THE PROBLEM: Search the entries for the word "placeholder" and report each line that has it.

EXERCISE DATA:

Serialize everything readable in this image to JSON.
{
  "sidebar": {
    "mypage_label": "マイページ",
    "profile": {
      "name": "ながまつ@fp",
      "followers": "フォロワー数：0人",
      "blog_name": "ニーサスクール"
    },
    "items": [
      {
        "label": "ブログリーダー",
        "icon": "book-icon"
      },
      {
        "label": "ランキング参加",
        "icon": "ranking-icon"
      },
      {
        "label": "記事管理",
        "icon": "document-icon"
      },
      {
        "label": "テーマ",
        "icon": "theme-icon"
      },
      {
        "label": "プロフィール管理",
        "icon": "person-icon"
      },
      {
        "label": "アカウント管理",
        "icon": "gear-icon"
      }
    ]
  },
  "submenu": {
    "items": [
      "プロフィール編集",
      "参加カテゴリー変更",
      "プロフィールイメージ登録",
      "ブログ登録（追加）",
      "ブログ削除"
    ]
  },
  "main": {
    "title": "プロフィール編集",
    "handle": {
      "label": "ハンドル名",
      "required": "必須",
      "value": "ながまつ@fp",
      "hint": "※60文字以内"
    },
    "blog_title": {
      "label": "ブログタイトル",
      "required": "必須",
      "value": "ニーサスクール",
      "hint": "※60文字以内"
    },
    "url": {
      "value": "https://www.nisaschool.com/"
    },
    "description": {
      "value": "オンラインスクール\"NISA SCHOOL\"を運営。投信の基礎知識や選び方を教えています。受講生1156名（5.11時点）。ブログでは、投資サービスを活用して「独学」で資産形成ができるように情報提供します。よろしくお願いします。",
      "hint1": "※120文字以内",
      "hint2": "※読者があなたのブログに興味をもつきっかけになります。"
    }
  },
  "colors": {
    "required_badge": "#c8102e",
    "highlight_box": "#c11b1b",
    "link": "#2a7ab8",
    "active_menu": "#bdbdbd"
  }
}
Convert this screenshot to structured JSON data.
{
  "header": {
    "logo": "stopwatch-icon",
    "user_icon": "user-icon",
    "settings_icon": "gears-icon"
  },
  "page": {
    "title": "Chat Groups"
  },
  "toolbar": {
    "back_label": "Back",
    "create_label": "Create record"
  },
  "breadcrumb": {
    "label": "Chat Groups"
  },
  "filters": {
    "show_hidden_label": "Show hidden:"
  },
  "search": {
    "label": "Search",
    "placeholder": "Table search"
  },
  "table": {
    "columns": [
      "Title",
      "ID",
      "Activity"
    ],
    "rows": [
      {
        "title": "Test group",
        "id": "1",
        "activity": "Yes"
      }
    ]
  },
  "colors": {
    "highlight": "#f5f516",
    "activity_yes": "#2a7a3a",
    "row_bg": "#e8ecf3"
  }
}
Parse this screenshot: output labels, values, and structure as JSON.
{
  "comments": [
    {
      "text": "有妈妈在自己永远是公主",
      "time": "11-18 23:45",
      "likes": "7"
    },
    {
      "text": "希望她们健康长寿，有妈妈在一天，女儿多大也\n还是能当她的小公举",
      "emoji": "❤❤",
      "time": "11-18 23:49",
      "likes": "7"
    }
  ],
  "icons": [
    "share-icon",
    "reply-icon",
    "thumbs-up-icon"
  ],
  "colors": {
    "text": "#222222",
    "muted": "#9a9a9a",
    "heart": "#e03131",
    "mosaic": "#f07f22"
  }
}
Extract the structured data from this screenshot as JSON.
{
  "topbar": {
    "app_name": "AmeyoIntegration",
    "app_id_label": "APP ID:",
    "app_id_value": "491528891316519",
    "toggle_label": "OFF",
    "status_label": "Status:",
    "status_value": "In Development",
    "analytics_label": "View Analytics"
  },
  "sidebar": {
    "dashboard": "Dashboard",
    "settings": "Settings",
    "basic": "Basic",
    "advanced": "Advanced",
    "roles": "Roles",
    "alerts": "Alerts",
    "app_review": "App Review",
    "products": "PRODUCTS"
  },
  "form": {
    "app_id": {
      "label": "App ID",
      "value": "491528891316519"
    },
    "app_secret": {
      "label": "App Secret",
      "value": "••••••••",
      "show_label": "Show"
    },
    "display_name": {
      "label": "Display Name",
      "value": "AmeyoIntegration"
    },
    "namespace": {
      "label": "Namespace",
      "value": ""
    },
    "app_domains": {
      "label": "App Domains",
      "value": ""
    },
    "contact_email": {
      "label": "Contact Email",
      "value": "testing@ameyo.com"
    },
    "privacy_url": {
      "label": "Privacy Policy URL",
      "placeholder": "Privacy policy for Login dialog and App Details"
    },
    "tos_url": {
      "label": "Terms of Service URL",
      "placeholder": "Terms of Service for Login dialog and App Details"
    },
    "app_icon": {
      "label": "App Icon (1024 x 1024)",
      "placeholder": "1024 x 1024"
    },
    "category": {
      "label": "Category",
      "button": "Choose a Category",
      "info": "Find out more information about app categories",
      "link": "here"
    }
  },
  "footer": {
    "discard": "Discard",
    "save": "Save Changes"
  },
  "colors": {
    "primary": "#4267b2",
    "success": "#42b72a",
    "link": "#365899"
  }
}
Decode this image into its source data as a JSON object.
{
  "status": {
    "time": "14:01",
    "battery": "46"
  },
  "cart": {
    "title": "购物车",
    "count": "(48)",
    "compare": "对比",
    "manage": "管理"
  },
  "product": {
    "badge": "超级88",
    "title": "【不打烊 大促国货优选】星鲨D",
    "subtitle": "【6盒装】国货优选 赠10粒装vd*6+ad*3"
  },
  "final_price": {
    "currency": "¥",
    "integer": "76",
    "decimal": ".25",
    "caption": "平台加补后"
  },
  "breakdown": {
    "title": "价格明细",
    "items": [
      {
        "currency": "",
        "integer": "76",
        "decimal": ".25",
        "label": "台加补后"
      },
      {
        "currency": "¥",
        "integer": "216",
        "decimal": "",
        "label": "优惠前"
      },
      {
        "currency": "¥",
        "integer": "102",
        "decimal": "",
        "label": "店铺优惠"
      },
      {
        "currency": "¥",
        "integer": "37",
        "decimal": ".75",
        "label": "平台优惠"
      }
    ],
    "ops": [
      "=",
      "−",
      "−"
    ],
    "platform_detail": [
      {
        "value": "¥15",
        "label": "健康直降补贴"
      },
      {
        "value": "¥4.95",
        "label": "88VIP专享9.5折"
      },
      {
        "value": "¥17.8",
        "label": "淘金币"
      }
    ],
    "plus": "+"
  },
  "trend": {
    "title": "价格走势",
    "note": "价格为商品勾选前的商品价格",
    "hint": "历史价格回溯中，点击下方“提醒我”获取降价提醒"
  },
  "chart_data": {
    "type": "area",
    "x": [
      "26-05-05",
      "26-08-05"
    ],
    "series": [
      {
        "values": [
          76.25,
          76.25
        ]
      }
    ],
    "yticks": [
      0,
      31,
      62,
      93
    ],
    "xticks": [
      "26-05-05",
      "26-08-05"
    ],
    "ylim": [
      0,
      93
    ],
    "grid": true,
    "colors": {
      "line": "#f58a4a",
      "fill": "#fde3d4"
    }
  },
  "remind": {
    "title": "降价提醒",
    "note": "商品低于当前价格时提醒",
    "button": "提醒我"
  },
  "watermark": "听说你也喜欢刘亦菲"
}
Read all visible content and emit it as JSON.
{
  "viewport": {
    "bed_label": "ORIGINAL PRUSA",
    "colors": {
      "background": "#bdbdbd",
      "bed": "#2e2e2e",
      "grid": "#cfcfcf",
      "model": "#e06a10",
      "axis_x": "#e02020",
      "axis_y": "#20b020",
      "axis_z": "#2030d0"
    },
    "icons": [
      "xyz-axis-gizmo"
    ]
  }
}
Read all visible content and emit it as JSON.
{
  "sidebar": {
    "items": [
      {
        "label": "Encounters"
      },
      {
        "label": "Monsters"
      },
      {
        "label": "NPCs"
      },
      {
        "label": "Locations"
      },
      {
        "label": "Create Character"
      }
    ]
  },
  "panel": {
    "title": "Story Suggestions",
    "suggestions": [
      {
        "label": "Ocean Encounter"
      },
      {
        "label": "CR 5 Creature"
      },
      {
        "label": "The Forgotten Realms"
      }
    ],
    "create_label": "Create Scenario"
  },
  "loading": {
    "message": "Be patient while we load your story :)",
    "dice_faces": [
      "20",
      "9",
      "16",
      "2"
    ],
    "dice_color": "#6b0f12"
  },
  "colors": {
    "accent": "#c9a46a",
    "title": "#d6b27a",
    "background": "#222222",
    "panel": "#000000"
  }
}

REPLY TO THE EXERCISE:
    "placeholder": "Table search"
      "placeholder": "Privacy policy for Login dialog and App Details"
      "placeholder": "Terms of Service for Login dialog and App Details"
      "placeholder": "1024 x 1024"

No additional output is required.